[Task instructions]:
For the entries below, say how many lines include the word "Vertical" and add nothing else.

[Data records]
┄┄┄┄┄┄

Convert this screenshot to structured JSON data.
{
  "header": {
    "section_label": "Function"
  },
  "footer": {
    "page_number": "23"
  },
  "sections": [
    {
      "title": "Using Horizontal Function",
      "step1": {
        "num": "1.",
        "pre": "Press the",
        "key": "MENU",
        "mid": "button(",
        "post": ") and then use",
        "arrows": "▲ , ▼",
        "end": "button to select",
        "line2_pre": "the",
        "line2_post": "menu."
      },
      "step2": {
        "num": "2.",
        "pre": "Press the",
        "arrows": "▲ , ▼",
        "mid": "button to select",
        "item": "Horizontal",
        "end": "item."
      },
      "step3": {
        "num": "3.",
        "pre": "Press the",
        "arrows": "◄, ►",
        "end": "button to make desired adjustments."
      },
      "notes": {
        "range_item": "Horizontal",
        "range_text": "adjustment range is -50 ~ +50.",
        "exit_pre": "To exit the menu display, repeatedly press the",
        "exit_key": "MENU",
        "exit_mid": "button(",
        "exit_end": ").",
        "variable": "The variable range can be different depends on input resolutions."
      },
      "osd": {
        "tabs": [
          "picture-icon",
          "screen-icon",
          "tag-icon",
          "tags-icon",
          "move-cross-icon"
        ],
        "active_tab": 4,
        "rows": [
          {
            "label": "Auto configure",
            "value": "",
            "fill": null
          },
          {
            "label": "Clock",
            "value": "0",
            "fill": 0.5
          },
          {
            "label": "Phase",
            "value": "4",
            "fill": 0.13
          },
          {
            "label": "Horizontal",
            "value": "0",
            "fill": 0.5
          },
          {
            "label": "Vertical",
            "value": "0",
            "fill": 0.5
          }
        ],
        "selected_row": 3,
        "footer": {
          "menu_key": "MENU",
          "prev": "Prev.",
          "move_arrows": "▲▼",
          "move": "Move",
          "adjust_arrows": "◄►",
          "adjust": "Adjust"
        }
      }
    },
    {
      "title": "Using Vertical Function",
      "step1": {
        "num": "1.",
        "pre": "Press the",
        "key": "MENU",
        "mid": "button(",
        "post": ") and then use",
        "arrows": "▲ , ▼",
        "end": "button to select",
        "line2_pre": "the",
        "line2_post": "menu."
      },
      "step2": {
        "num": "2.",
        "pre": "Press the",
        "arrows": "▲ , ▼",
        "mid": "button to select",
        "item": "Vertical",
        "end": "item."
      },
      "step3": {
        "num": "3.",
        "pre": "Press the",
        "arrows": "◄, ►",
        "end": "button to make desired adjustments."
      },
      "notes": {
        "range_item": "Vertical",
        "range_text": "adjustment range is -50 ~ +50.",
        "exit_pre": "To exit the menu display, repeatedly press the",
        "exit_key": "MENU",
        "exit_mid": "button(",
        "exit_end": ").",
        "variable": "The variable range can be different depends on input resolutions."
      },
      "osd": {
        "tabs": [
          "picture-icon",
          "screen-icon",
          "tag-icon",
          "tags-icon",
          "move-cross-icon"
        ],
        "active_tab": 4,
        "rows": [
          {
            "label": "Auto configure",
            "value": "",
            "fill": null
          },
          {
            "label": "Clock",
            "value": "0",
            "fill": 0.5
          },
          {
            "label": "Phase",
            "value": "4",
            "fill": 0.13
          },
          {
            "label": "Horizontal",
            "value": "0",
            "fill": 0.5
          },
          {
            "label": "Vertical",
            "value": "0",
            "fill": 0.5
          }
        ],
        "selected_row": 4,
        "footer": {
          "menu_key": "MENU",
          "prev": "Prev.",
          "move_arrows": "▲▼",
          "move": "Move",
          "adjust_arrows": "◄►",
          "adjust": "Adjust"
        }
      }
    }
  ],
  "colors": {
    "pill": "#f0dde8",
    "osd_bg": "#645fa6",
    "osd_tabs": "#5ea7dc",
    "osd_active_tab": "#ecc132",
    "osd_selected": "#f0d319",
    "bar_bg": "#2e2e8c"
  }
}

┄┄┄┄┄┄

[Result of the exercise]:
5